Introductory Note:

“Let every man abide in the calling wherein he is called and his work will be as sacred as the work of the ministry,” writes A.W. Tozer in The Pursuit of God. “It is not what a man does that determines whether his work is sacred or secular, it is why he does it.”

Tozer is right, of course, but it’s still tempting to think of some jobs as holier than others, especially if our vision of the Gospel is smaller than it should be. My thanks to Faith Today for inviting me to explore my own theology of vocation, and for allowing me to share my reflections here.

Carolyn Arends
Director of Education, Renovaré

I was scheduled to speak in a prairie town at a Christian conference. One of my dearest friends from university teaches college in the area. We’d lost contact, so I googled her. I discovered her profile on”

I hesitated to look at my friend’s scores. I knew disgruntled students are typically more motivated than happy ones to rate” their professors. Still, I clicked on Sally’s name.

I read the posted comments through tears of pride. She makes learning fun,” wrote one student. English was my most hated subject. After having Sally, it’s one of my favorites,” professed another. Best teacher I ever had!” exclaimed a third, summing up the apparent sentiments of countless others. It was thrilling to get a bird’s eye view of a friend making a difference.

I eventually tracked Sally down. We connected over pizza. After a while, she sighed.

I read your conference bio online,” she said. I’m so proud of you. But I wonder about my life. You’re out there doing things for God, and I’m just here teaching English.”

I was shocked. How could my friend be teaching college kids to love language, ideas, and themselves, and not think she was doing things for God?

I assured Sally that God was obviously doing things through her. We found ourselves unpacking how we’d been raised to think about vocation. 

As kids, Sal and I learned that the point of life is to tell people about Jesus. When we contemplated our future vocations, there were three faithful options: homemaking, jobs that allowed us to explicitly share the Gospel, or employment that earned money to support ministries. We had been taught to prioritize the salvation of individual souls. But I don’t recall hearing much about participating in the redemption of culture.

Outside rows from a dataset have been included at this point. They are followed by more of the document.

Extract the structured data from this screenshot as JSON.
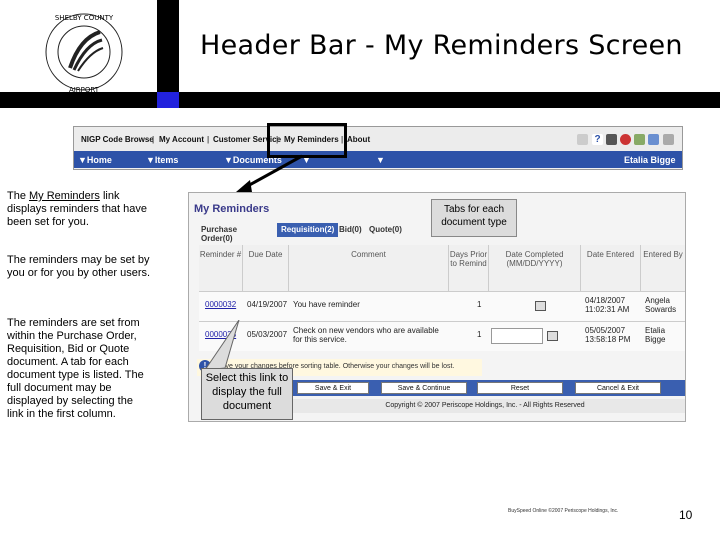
{
  "slide": {
    "title": "Header Bar - My Reminders Screen",
    "page_number": "10",
    "footer": "BuySpeed Online ©2007 Periscope Holdings, Inc."
  },
  "notes": {
    "note1_prefix": "The ",
    "note1_link": "My Reminders",
    "note1_suffix": " link displays reminders that have been set for you.",
    "note2": "The reminders may be set by you or for you by other users.",
    "note3": "The reminders are set from within the Purchase Order, Requisition, Bid or Quote document.  A tab for each document type is listed.  The full document may be displayed by selecting the link in the first column."
  },
  "topnav": {
    "items": [
      "NIGP Code Browse",
      "My Account",
      "Customer Service",
      "My Reminders",
      "About"
    ]
  },
  "mainnav": {
    "items": [
      "Home",
      "Items",
      "Documents"
    ],
    "user": "Etalia Bigge"
  },
  "reminders": {
    "title": "My Reminders",
    "tabs": [
      "Purchase Order(0)",
      "Requisition(2)",
      "Bid(0)",
      "Quote(0)"
    ],
    "columns": [
      "Reminder #",
      "Due Date",
      "Comment",
      "Days Prior to Remind",
      "Date Completed (MM/DD/YYYY)",
      "Date Entered",
      "Entered By"
    ],
    "rows": [
      {
        "id": "0000032",
        "due": "04/19/2007",
        "comment": "You have reminder",
        "days": "1",
        "entered": "04/18/2007 11:02:31 AM",
        "by": "Angela Sowards"
      },
      {
        "id": "0000038",
        "due": "05/03/2007",
        "comment": "Check on new vendors who are available for this service.",
        "days": "1",
        "entered": "05/05/2007 13:58:18 PM",
        "by": "Etalia Bigge"
      }
    ],
    "warning": "Save your changes before sorting table. Otherwise your changes will be lost.",
    "buttons": [
      "Save & Exit",
      "Save & Continue",
      "Reset",
      "Cancel & Exit"
    ],
    "copyright": "Copyright © 2007 Periscope Holdings, Inc. - All Rights Reserved"
  },
  "callouts": {
    "tabs": "Tabs for each document type",
    "link": "Select this link to display the full document"
  }
}
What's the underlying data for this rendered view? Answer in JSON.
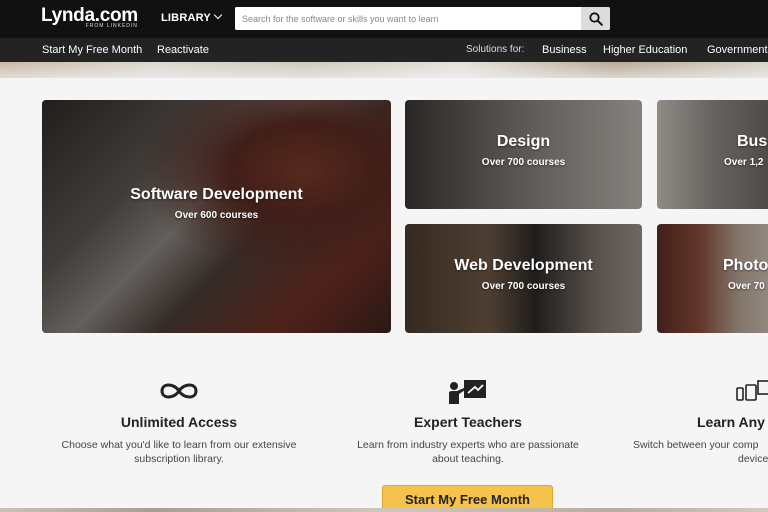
{
  "header": {
    "logo_main": "Lynda.com",
    "logo_sub": "FROM LINKEDIN",
    "library_label": "LIBRARY",
    "search_placeholder": "Search for the software or skills you want to learn"
  },
  "navbar": {
    "free_month": "Start My Free Month",
    "reactivate": "Reactivate",
    "solutions_for": "Solutions for:",
    "business": "Business",
    "higher_education": "Higher Education",
    "government": "Government"
  },
  "tiles": [
    {
      "title": "Software Development",
      "count": "Over 600 courses"
    },
    {
      "title": "Design",
      "count": "Over 700 courses"
    },
    {
      "title": "Bus",
      "count": "Over 1,2"
    },
    {
      "title": "Web Development",
      "count": "Over 700 courses"
    },
    {
      "title": "Photo",
      "count": "Over 70"
    }
  ],
  "features": [
    {
      "title": "Unlimited Access",
      "desc_line1": "Choose what you'd like to learn from our extensive",
      "desc_line2": "subscription library.",
      "icon": "infinity-icon"
    },
    {
      "title": "Expert Teachers",
      "desc_line1": "Learn from industry experts who are passionate",
      "desc_line2": "about teaching.",
      "icon": "teacher-board-icon"
    },
    {
      "title": "Learn Any",
      "desc_line1": "Switch between your comp",
      "desc_line2": "device",
      "icon": "devices-icon"
    }
  ],
  "cta": {
    "label": "Start My Free Month"
  },
  "colors": {
    "topbar": "#111111",
    "navbar": "#232323",
    "cta": "#f5c34b"
  }
}
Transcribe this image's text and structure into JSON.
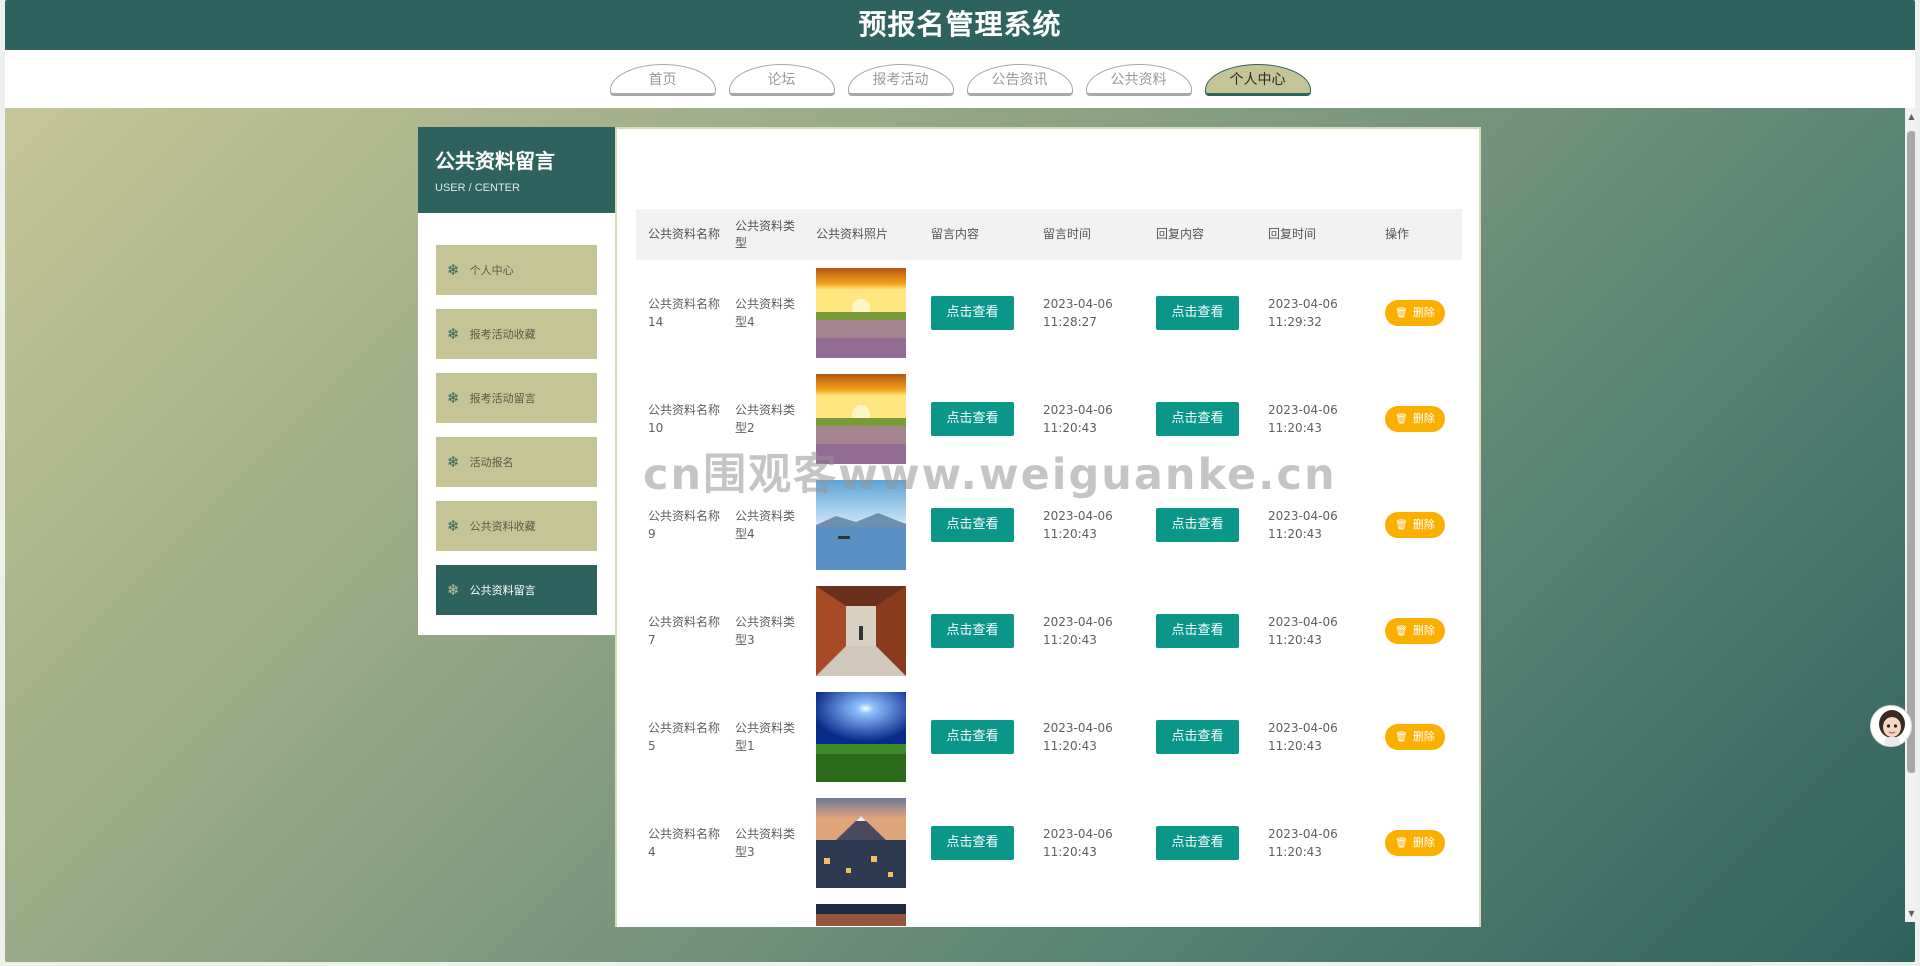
{
  "header": {
    "title": "预报名管理系统"
  },
  "nav": {
    "tabs": [
      {
        "label": "首页",
        "active": false
      },
      {
        "label": "论坛",
        "active": false
      },
      {
        "label": "报考活动",
        "active": false
      },
      {
        "label": "公告资讯",
        "active": false
      },
      {
        "label": "公共资料",
        "active": false
      },
      {
        "label": "个人中心",
        "active": true
      }
    ]
  },
  "sidebar": {
    "title": "公共资料留言",
    "subtitle": "USER / CENTER",
    "icon": "snowflake-icon",
    "items": [
      {
        "label": "个人中心",
        "active": false
      },
      {
        "label": "报考活动收藏",
        "active": false
      },
      {
        "label": "报考活动留言",
        "active": false
      },
      {
        "label": "活动报名",
        "active": false
      },
      {
        "label": "公共资料收藏",
        "active": false
      },
      {
        "label": "公共资料留言",
        "active": true
      }
    ]
  },
  "table": {
    "headers": [
      "公共资料名称",
      "公共资料类型",
      "公共资料照片",
      "留言内容",
      "留言时间",
      "回复内容",
      "回复时间",
      "操作"
    ],
    "view_label": "点击查看",
    "delete_label": "删除",
    "rows": [
      {
        "name": "公共资料名称14",
        "type": "公共资料类型4",
        "photo": "sunset-flower-field",
        "msg_time": "2023-04-06 11:28:27",
        "reply_time": "2023-04-06 11:29:32"
      },
      {
        "name": "公共资料名称10",
        "type": "公共资料类型2",
        "photo": "sunset-flower-field",
        "msg_time": "2023-04-06 11:20:43",
        "reply_time": "2023-04-06 11:20:43"
      },
      {
        "name": "公共资料名称9",
        "type": "公共资料类型4",
        "photo": "lake-mountains",
        "msg_time": "2023-04-06 11:20:43",
        "reply_time": "2023-04-06 11:20:43"
      },
      {
        "name": "公共资料名称7",
        "type": "公共资料类型3",
        "photo": "corridor",
        "msg_time": "2023-04-06 11:20:43",
        "reply_time": "2023-04-06 11:20:43"
      },
      {
        "name": "公共资料名称5",
        "type": "公共资料类型1",
        "photo": "blue-sky-grass",
        "msg_time": "2023-04-06 11:20:43",
        "reply_time": "2023-04-06 11:20:43"
      },
      {
        "name": "公共资料名称4",
        "type": "公共资料类型3",
        "photo": "mountain-city",
        "msg_time": "2023-04-06 11:20:43",
        "reply_time": "2023-04-06 11:20:43"
      }
    ]
  },
  "watermark": "cn围观客www.weiguanke.cn",
  "colors": {
    "primary": "#2e625f",
    "accent": "#c4c497",
    "view_button": "#0a978a",
    "delete_button": "#fbb000"
  }
}
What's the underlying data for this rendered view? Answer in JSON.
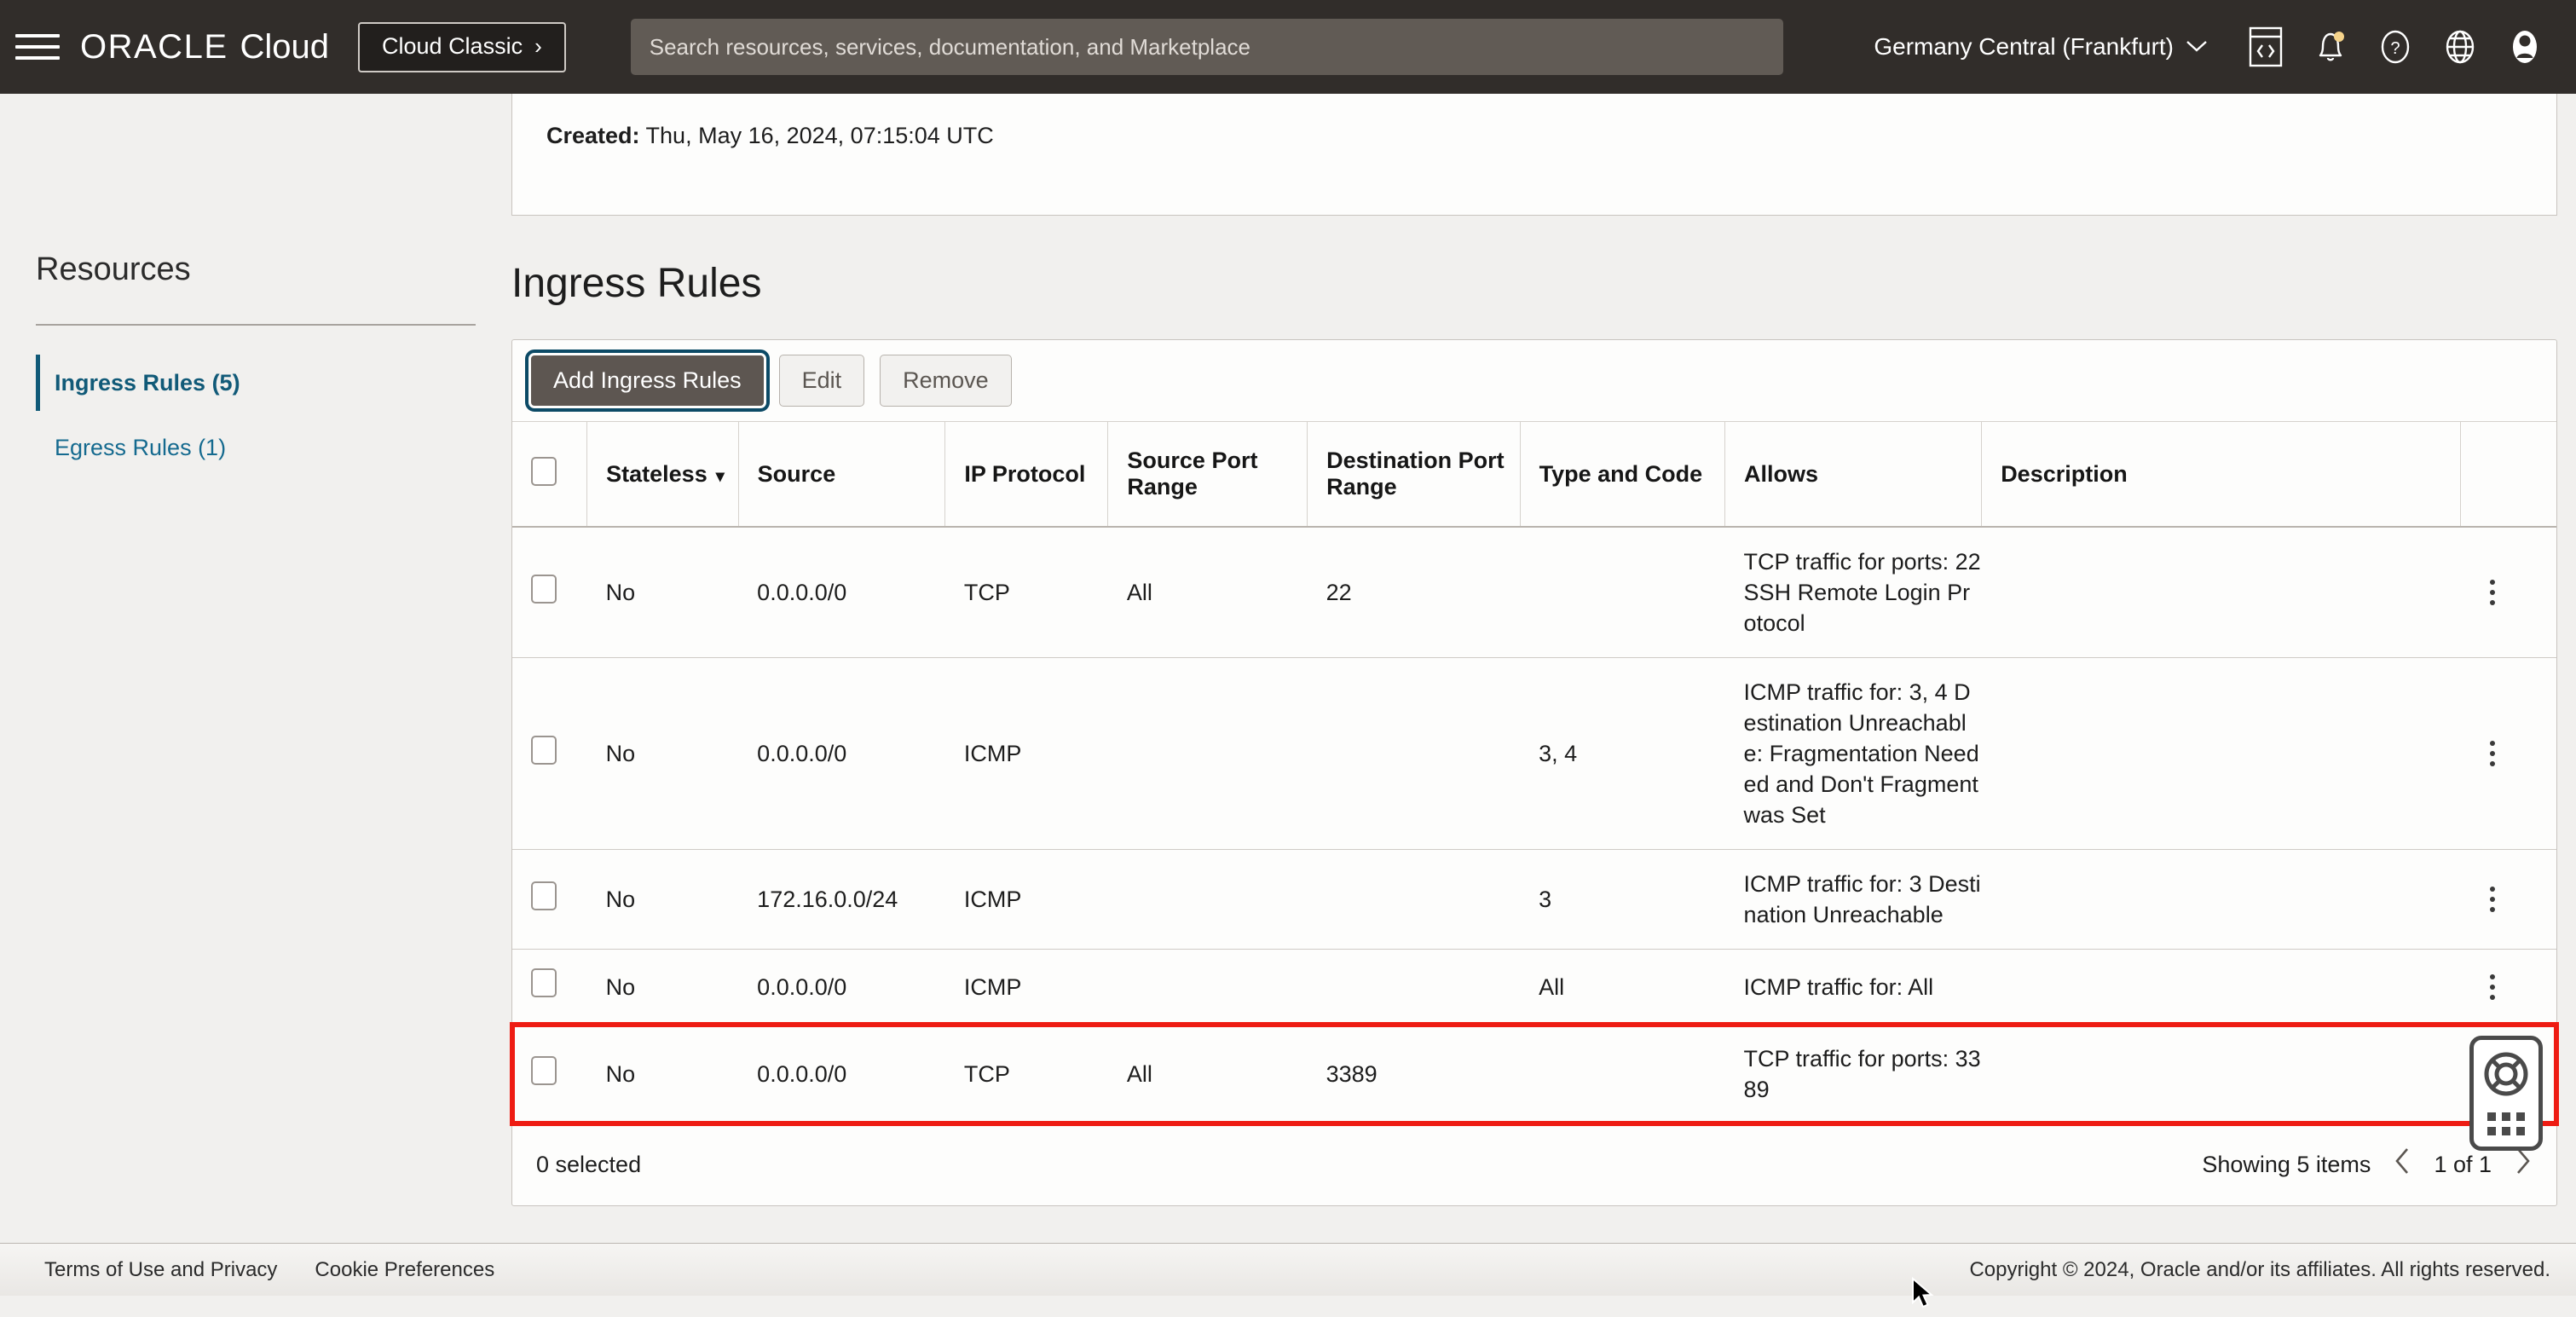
{
  "topnav": {
    "menu_icon": "hamburger-icon",
    "brand_oracle": "ORACLE",
    "brand_cloud": "Cloud",
    "cloud_classic_label": "Cloud Classic",
    "cloud_classic_chevron": "›",
    "search_placeholder": "Search resources, services, documentation, and Marketplace",
    "search_value": "",
    "region": "Germany Central (Frankfurt)",
    "region_chevron": "∨",
    "icons": [
      "code-editor-icon",
      "notifications-bell-icon",
      "help-question-icon",
      "language-globe-icon",
      "user-avatar-icon"
    ],
    "bg_color": "#312d2a",
    "notification_dot_color": "#f5d38a"
  },
  "sidebar": {
    "title": "Resources",
    "items": [
      {
        "label": "Ingress Rules (5)",
        "active": true
      },
      {
        "label": "Egress Rules (1)",
        "active": false
      }
    ],
    "accent_color": "#115a78"
  },
  "details": {
    "created_label": "Created:",
    "created_value": "Thu, May 16, 2024, 07:15:04 UTC"
  },
  "main": {
    "section_title": "Ingress Rules",
    "toolbar": {
      "add_label": "Add Ingress Rules",
      "edit_label": "Edit",
      "remove_label": "Remove",
      "primary_bg": "#5d5651",
      "focus_ring": "#0c4a66"
    },
    "table": {
      "select_all_checkbox": "",
      "columns": [
        "Stateless",
        "Source",
        "IP Protocol",
        "Source Port Range",
        "Destination Port Range",
        "Type and Code",
        "Allows",
        "Description"
      ],
      "sort_column": "Stateless",
      "sort_caret": "▾",
      "rows": [
        {
          "stateless": "No",
          "source": "0.0.0.0/0",
          "ip_protocol": "TCP",
          "source_port_range": "All",
          "destination_port_range": "22",
          "type_and_code": "",
          "allows": "TCP traffic for ports: 22 SSH Remote Login Protocol",
          "description": "",
          "highlighted": false
        },
        {
          "stateless": "No",
          "source": "0.0.0.0/0",
          "ip_protocol": "ICMP",
          "source_port_range": "",
          "destination_port_range": "",
          "type_and_code": "3, 4",
          "allows": "ICMP traffic for: 3, 4 Destination Unreachable: Fragmentation Needed and Don't Fragment was Set",
          "description": "",
          "highlighted": false
        },
        {
          "stateless": "No",
          "source": "172.16.0.0/24",
          "ip_protocol": "ICMP",
          "source_port_range": "",
          "destination_port_range": "",
          "type_and_code": "3",
          "allows": "ICMP traffic for: 3 Destination Unreachable",
          "description": "",
          "highlighted": false
        },
        {
          "stateless": "No",
          "source": "0.0.0.0/0",
          "ip_protocol": "ICMP",
          "source_port_range": "",
          "destination_port_range": "",
          "type_and_code": "All",
          "allows": "ICMP traffic for: All",
          "description": "",
          "highlighted": false
        },
        {
          "stateless": "No",
          "source": "0.0.0.0/0",
          "ip_protocol": "TCP",
          "source_port_range": "All",
          "destination_port_range": "3389",
          "type_and_code": "",
          "allows": "TCP traffic for ports: 3389",
          "description": "",
          "highlighted": true
        }
      ],
      "highlight_color": "#ee1c13",
      "footer": {
        "selected_text": "0 selected",
        "showing_text": "Showing 5 items",
        "prev_arrow": "‹",
        "page_text": "1 of 1",
        "next_arrow": "›"
      }
    }
  },
  "help_widget": {
    "icon": "life-ring-icon",
    "handle": "drag-handle-dots"
  },
  "footer": {
    "links": [
      "Terms of Use and Privacy",
      "Cookie Preferences"
    ],
    "copyright": "Copyright © 2024, Oracle and/or its affiliates. All rights reserved."
  }
}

We had what author and speaker Gabe Lyons calls a half-story” gospel. Lyons and others argue the Bible reveals a sweeping drama unfolding in four acts — creation, fall, redemption, and restoration. Our childhood churches had zeroed in on Acts 2 and 3 — the problem of sin and the solution of the cross. The fervor for those middle acts was good. But our understanding of Acts 1 and 4 was impoverished.

It’s in Act 1 that God creates a world teeming with possibility. When he asks Adam to name the animals, the Creator is inviting human beings to join him in governing creation. If we take Act 1 seriously, we begin to see that every time we participate in good governance, creative endeavor, the cultivation of beauty, or the nurture and protection of created things, we participate in the gospel — in the story of God’s good plans for all He’s made.

Better yet, we see in Act 4 that God intends not to annihilate his creation but to restore it — to make everything new” (Revelation 21:5).

If we wonder what a restored creation might be like, the prophets reveal that what God has planned is shalom—a peace that Andy Crouch calls, the comprehensive flourishing of all things.” Isaiah’s vision of shalom includes the turning of swords into ploughshares (Isaiah 2:4), and wolves living peacefully with lambs (Isaiah 11:6). Jesus promises it involves freedom for prisoners, recovery of sight for the blind, and release for the oppressed (Luke 4:18 – 19). Paul envisions a reality that obliterates racial, socio-economic or gender hierarchy (Galatians 3:28).

If Acts 2 and 3 show us it’s important to tell people about Jesus, Acts 1 and 4 tell us it’s important to cooperate with Him in His plans for the world. We are to be what pastor and author Jonathan Martin calls people from the future” — people who, because Christ lives within us, carry His coming shalom into our current contexts. 

There’s no job in which we are not called to be a sign of the goodness God intends for his creation.

Author Kai Nilsen asks what would happen if our churches had commissioning services for accountants every April. If Sally’s church commissioned teachers each fall, would she see her offerings of syntax and story as in-breaking shalom? What if we commissioned our janitors, CEOs, and new mothers? Would we start to see that God’s interests and plot twists are more varied than we can imagine?

Ever since our pizza night, Sally and I have begun to envision a less-abridged version of God’s story. We worry less about doing things for God.” We’re far too busy delighting in the things that God is doing for His creation … even through us.

First published in the March/April 2016 issue of Faith Today, and used gratefully with their permission.

Text First Published March 2016